> **What needs to be done**:
Retype each of the entries below exactly as written.

> **Stored data**:
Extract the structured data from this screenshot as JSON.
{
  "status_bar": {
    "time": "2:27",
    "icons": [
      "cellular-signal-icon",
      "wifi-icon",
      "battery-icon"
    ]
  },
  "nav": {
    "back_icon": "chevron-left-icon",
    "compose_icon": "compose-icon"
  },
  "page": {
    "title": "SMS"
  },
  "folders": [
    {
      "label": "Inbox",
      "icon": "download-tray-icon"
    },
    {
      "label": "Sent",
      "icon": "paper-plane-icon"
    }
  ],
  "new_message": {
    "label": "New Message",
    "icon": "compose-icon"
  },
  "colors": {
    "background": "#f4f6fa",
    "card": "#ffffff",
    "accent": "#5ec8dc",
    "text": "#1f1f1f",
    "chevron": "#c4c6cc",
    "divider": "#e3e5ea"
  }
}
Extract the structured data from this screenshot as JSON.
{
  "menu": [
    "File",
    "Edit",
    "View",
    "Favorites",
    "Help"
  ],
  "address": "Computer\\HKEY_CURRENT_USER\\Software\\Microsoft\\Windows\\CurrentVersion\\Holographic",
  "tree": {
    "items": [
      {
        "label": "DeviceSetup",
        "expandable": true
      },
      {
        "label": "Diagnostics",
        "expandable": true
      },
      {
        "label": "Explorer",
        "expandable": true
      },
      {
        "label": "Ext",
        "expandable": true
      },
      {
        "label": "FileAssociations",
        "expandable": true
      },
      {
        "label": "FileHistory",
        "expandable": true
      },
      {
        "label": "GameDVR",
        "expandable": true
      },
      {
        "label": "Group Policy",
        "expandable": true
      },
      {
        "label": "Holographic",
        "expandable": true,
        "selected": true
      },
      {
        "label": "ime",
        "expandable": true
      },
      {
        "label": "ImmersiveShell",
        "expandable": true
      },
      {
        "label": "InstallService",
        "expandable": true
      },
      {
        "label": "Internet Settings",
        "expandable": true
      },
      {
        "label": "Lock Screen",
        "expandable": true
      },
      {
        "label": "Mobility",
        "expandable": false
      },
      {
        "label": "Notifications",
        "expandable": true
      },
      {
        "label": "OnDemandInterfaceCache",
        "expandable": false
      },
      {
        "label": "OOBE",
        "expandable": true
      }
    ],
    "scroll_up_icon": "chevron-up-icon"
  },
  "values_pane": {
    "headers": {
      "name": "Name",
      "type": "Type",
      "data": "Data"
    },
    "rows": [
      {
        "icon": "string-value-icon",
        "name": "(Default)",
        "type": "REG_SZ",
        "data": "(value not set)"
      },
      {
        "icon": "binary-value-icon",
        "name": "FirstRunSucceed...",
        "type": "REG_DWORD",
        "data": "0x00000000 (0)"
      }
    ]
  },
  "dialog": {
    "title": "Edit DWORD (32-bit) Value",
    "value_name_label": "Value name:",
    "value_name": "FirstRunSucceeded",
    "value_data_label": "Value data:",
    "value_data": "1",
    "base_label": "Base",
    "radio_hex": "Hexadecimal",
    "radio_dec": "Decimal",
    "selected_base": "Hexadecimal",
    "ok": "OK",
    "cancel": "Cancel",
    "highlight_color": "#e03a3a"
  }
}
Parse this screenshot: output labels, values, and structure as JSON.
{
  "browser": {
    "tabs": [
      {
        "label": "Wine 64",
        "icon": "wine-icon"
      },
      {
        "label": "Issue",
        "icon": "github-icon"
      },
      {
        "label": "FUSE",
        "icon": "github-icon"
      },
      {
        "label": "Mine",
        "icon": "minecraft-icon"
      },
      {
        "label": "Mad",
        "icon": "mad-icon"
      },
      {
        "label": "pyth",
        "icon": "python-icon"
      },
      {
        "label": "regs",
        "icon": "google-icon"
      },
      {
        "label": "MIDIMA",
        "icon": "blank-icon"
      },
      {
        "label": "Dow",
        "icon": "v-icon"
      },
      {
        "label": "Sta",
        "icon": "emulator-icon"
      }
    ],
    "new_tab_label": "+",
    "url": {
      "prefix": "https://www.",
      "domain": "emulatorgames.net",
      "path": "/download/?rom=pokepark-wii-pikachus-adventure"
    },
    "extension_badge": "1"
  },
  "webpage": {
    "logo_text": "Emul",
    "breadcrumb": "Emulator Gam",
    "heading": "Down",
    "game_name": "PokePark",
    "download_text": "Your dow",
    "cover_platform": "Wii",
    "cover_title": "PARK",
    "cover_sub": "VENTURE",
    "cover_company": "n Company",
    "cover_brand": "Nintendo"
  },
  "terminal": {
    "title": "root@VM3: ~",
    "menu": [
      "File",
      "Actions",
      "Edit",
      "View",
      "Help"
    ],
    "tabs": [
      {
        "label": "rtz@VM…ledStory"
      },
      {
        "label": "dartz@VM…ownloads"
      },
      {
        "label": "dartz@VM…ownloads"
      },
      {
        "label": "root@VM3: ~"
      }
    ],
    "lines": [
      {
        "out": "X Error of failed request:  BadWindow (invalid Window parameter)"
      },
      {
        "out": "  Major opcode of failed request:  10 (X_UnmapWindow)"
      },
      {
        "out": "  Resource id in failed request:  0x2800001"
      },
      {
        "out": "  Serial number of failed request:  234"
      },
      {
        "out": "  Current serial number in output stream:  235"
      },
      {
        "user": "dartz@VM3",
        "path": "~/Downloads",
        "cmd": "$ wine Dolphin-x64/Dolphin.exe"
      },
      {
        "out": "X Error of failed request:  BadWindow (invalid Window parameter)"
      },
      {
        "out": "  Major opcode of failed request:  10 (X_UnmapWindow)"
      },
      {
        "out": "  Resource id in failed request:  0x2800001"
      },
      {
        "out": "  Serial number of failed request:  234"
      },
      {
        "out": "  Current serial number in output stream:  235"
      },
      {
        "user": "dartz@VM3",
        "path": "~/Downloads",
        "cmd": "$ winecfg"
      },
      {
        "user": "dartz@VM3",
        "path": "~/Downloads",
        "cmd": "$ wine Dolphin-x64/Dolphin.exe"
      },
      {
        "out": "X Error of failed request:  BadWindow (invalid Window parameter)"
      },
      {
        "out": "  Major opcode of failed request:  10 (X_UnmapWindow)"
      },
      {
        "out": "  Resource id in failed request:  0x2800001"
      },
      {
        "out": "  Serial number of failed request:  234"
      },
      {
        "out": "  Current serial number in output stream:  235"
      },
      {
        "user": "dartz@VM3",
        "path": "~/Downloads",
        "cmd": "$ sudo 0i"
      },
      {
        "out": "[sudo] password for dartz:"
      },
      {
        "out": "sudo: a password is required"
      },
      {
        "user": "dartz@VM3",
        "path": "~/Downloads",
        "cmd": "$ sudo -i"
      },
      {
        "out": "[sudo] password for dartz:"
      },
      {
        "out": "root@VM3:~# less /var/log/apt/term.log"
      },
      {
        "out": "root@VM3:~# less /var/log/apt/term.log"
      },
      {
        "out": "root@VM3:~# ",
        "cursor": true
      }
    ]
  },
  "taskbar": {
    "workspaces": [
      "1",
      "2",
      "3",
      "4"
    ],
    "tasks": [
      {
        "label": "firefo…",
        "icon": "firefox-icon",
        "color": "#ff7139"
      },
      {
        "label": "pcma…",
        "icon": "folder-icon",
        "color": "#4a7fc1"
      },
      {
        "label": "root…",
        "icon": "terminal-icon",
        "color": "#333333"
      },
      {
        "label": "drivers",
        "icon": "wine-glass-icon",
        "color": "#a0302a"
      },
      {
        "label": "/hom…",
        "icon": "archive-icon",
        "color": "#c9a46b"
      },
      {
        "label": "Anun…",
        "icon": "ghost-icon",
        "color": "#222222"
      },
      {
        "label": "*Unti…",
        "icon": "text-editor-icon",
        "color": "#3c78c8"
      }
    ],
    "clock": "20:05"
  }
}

> **Answer to the problem**:
Extract the structured data from this screenshot as JSON.
{
  "status_bar": {
    "time": "2:27",
    "icons": [
      "cellular-signal-icon",
      "wifi-icon",
      "battery-icon"
    ]
  },
  "nav": {
    "back_icon": "chevron-left-icon",
    "compose_icon": "compose-icon"
  },
  "page": {
    "title": "SMS"
  },
  "folders": [
    {
      "label": "Inbox",
      "icon": "download-tray-icon"
    },
    {
      "label": "Sent",
      "icon": "paper-plane-icon"
    }
  ],
  "new_message": {
    "label": "New Message",
    "icon": "compose-icon"
  },
  "colors": {
    "background": "#f4f6fa",
    "card": "#ffffff",
    "accent": "#5ec8dc",
    "text": "#1f1f1f",
    "chevron": "#c4c6cc",
    "divider": "#e3e5ea"
  }
}
Extract the structured data from this screenshot as JSON.
{
  "menu": [
    "File",
    "Edit",
    "View",
    "Favorites",
    "Help"
  ],
  "address": "Computer\\HKEY_CURRENT_USER\\Software\\Microsoft\\Windows\\CurrentVersion\\Holographic",
  "tree": {
    "items": [
      {
        "label": "DeviceSetup",
        "expandable": true
      },
      {
        "label": "Diagnostics",
        "expandable": true
      },
      {
        "label": "Explorer",
        "expandable": true
      },
      {
        "label": "Ext",
        "expandable": true
      },
      {
        "label": "FileAssociations",
        "expandable": true
      },
      {
        "label": "FileHistory",
        "expandable": true
      },
      {
        "label": "GameDVR",
        "expandable": true
      },
      {
        "label": "Group Policy",
        "expandable": true
      },
      {
        "label": "Holographic",
        "expandable": true,
        "selected": true
      },
      {
        "label": "ime",
        "expandable": true
      },
      {
        "label": "ImmersiveShell",
        "expandable": true
      },
      {
        "label": "InstallService",
        "expandable": true
      },
      {
        "label": "Internet Settings",
        "expandable": true
      },
      {
        "label": "Lock Screen",
        "expandable": true
      },
      {
        "label": "Mobility",
        "expandable": false
      },
      {
        "label": "Notifications",
        "expandable": true
      },
      {
        "label": "OnDemandInterfaceCache",
        "expandable": false
      },
      {
        "label": "OOBE",
        "expandable": true
      }
    ],
    "scroll_up_icon": "chevron-up-icon"
  },
  "values_pane": {
    "headers": {
      "name": "Name",
      "type": "Type",
      "data": "Data"
    },
    "rows": [
      {
        "icon": "string-value-icon",
        "name": "(Default)",
        "type": "REG_SZ",
        "data": "(value not set)"
      },
      {
        "icon": "binary-value-icon",
        "name": "FirstRunSucceed...",
        "type": "REG_DWORD",
        "data": "0x00000000 (0)"
      }
    ]
  },
  "dialog": {
    "title": "Edit DWORD (32-bit) Value",
    "value_name_label": "Value name:",
    "value_name": "FirstRunSucceeded",
    "value_data_label": "Value data:",
    "value_data": "1",
    "base_label": "Base",
    "radio_hex": "Hexadecimal",
    "radio_dec": "Decimal",
    "selected_base": "Hexadecimal",
    "ok": "OK",
    "cancel": "Cancel",
    "highlight_color": "#e03a3a"
  }
}
Parse this screenshot: output labels, values, and structure as JSON.
{
  "browser": {
    "tabs": [
      {
        "label": "Wine 64",
        "icon": "wine-icon"
      },
      {
        "label": "Issue",
        "icon": "github-icon"
      },
      {
        "label": "FUSE",
        "icon": "github-icon"
      },
      {
        "label": "Mine",
        "icon": "minecraft-icon"
      },
      {
        "label": "Mad",
        "icon": "mad-icon"
      },
      {
        "label": "pyth",
        "icon": "python-icon"
      },
      {
        "label": "regs",
        "icon": "google-icon"
      },
      {
        "label": "MIDIMA",
        "icon": "blank-icon"
      },
      {
        "label": "Dow",
        "icon": "v-icon"
      },
      {
        "label": "Sta",
        "icon": "emulator-icon"
      }
    ],
    "new_tab_label": "+",
    "url": {
      "prefix": "https://www.",
      "domain": "emulatorgames.net",
      "path": "/download/?rom=pokepark-wii-pikachus-adventure"
    },
    "extension_badge": "1"
  },
  "webpage": {
    "logo_text": "Emul",
    "breadcrumb": "Emulator Gam",
    "heading": "Down",
    "game_name": "PokePark",
    "download_text": "Your dow",
    "cover_platform": "Wii",
    "cover_title": "PARK",
    "cover_sub": "VENTURE",
    "cover_company": "n Company",
    "cover_brand": "Nintendo"
  },
  "terminal": {
    "title": "root@VM3: ~",
    "menu": [
      "File",
      "Actions",
      "Edit",
      "View",
      "Help"
    ],
    "tabs": [
      {
        "label": "rtz@VM…ledStory"
      },
      {
        "label": "dartz@VM…ownloads"
      },
      {
        "label": "dartz@VM…ownloads"
      },
      {
        "label": "root@VM3: ~"
      }
    ],
    "lines": [
      {
        "out": "X Error of failed request:  BadWindow (invalid Window parameter)"
      },
      {
        "out": "  Major opcode of failed request:  10 (X_UnmapWindow)"
      },
      {
        "out": "  Resource id in failed request:  0x2800001"
      },
      {
        "out": "  Serial number of failed request:  234"
      },
      {
        "out": "  Current serial number in output stream:  235"
      },
      {
        "user": "dartz@VM3",
        "path": "~/Downloads",
        "cmd": "$ wine Dolphin-x64/Dolphin.exe"
      },
      {
        "out": "X Error of failed request:  BadWindow (invalid Window parameter)"
      },
      {
        "out": "  Major opcode of failed request:  10 (X_UnmapWindow)"
      },
      {
        "out": "  Resource id in failed request:  0x2800001"
      },
      {
        "out": "  Serial number of failed request:  234"
      },
      {
        "out": "  Current serial number in output stream:  235"
      },
      {
        "user": "dartz@VM3",
        "path": "~/Downloads",
        "cmd": "$ winecfg"
      },
      {
        "user": "dartz@VM3",
        "path": "~/Downloads",
        "cmd": "$ wine Dolphin-x64/Dolphin.exe"
      },
      {
        "out": "X Error of failed request:  BadWindow (invalid Window parameter)"
      },
      {
        "out": "  Major opcode of failed request:  10 (X_UnmapWindow)"
      },
      {
        "out": "  Resource id in failed request:  0x2800001"
      },
      {
        "out": "  Serial number of failed request:  234"
      },
      {
        "out": "  Current serial number in output stream:  235"
      },
      {
        "user": "dartz@VM3",
        "path": "~/Downloads",
        "cmd": "$ sudo 0i"
      },
      {
        "out": "[sudo] password for dartz:"
      },
      {
        "out": "sudo: a password is required"
      },
      {
        "user": "dartz@VM3",
        "path": "~/Downloads",
        "cmd": "$ sudo -i"
      },
      {
        "out": "[sudo] password for dartz:"
      },
      {
        "out": "root@VM3:~# less /var/log/apt/term.log"
      },
      {
        "out": "root@VM3:~# less /var/log/apt/term.log"
      },
      {
        "out": "root@VM3:~# ",
        "cursor": true
      }
    ]
  },
  "taskbar": {
    "workspaces": [
      "1",
      "2",
      "3",
      "4"
    ],
    "tasks": [
      {
        "label": "firefo…",
        "icon": "firefox-icon",
        "color": "#ff7139"
      },
      {
        "label": "pcma…",
        "icon": "folder-icon",
        "color": "#4a7fc1"
      },
      {
        "label": "root…",
        "icon": "terminal-icon",
        "color": "#333333"
      },
      {
        "label": "drivers",
        "icon": "wine-glass-icon",
        "color": "#a0302a"
      },
      {
        "label": "/hom…",
        "icon": "archive-icon",
        "color": "#c9a46b"
      },
      {
        "label": "Anun…",
        "icon": "ghost-icon",
        "color": "#222222"
      },
      {
        "label": "*Unti…",
        "icon": "text-editor-icon",
        "color": "#3c78c8"
      }
    ],
    "clock": "20:05"
  }
}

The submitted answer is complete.